“No more Nukes!”: Japan’s nuclear dilemma

More than a year on from the nuclear disaster in Fukushima in March 2011, concerns deepen  in Japan as the prospect that the country will once again revert to nuclear power as a principal national energy source looms on the horizon.  Still fresh in the memory of many Japanese citizens, the Fukushima disaster and its consequences form a central point of conflict when it comes to many government policies regarding the proposed switch-on of nuclear plants, as many people fear a repetition of last year’s catastrophic events.

Since the reopening of the Oi nuclear power plant (near Fukushima) at the beginning of this month, thousands have taken to the streets in the capital in protest, bearing banners bearing the words “No Nukes!”.  The protest in Yoyogi Park in central Tokyo on 16th July this year represented one of largest of these protests and was reported to have continued throughout the day, despite the stifling summer weather in the city. The Japanese police have been present at such protests in Tokyo and on certain occasions have intervened. However, despite the large number of people present there appears to have been few reports of violence by the protesters themselves.

Concerns regarding the Japanese nuclear switch-on could also be fuelled by recent reports of dishonest radiation level recordings in the Fukushima plant after the disaster and the results of a government enquiry into the safety of Japan’s other, currently inactive, nuclear power plants. In particular this report appeared skeptical about the plants’ capacity to withstand a disaster such as that at Fukushima, if history were to repeat itself.

As Japan emerges from the wake of last year’s nuclear catastrophe, it is perhaps difficult to reconcile a need to move beyond what has happened and the need to approach Japan’s energy needs. At the moment it appears, by evidence of the large scale rallies and protests, that many people are keener to err on the side of caution. For example, with the reopening of the beaches near the Fukushima plant early last week, a sobering reminder of the dangers of the radiation emitted by the plant after the tsunami was put in place as radiation readings were set to be shown twice a day, as reassurance but also a means of recollection for those who have now dipped their toes back in the water.

News sources: Labornet Japan, The Guardian online, BBC News website

…………………………………………………………………………………………………………………………………………………………….
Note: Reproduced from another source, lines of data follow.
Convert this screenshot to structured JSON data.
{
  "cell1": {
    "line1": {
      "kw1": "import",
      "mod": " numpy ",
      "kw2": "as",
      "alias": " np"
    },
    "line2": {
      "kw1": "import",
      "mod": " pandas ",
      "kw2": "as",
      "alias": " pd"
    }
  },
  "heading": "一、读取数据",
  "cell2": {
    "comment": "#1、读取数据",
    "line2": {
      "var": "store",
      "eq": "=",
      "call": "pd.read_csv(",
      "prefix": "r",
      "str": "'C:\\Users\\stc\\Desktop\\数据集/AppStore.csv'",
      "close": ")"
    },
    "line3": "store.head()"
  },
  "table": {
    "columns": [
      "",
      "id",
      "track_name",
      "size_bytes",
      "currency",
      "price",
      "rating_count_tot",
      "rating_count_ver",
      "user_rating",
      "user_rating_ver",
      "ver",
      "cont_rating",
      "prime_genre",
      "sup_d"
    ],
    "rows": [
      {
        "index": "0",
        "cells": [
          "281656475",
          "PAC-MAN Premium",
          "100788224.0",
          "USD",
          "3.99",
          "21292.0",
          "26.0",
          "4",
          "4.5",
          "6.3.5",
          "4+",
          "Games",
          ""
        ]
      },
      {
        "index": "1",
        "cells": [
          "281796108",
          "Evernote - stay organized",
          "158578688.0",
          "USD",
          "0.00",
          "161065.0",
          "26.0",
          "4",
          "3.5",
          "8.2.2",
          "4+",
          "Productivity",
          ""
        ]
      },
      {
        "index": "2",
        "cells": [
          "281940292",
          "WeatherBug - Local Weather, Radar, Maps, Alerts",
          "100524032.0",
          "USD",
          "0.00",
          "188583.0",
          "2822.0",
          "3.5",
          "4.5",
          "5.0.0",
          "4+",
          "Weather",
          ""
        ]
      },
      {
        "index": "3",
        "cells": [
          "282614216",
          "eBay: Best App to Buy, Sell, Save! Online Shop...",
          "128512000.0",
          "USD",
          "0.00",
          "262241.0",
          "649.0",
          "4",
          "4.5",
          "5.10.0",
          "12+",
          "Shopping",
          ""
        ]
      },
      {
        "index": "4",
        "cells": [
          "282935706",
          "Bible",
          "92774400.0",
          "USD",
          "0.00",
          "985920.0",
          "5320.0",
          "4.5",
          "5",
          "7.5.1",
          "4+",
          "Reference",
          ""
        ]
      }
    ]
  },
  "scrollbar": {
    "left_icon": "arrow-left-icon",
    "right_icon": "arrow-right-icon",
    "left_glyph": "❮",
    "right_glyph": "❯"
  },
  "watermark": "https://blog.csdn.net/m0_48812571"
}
At The Japanese Connection, we have over twenty five years’ experience in providing professional, accurate and reliable Japanese interpreters and translators working in a wide range of fields. Whether it is for a conference, a deposition or a trip to Japan with a Japanese business partner, we can offer you a high-quality Japanese language service tailored to meet your individual interpreting or translation needs. For more information and for a free quick quote, please visit our website or contact us.

We also have professional interpreters and translators specialising in the field of nuclear engineering.

Advertisements

Leave a Reply

Fill in your details below or click an icon to log in:

WordPress.com Logo

You are commenting using your WordPress.com account. Log Out / Change )

Twitter picture

You are commenting using your Twitter account. Log Out / Change )

Facebook photo

You are commenting using your Facebook account. Log Out / Change )

Google+ photo

You are commenting using your Google+ account. Log Out / Change )

Connecting to %s

%d bloggers like this: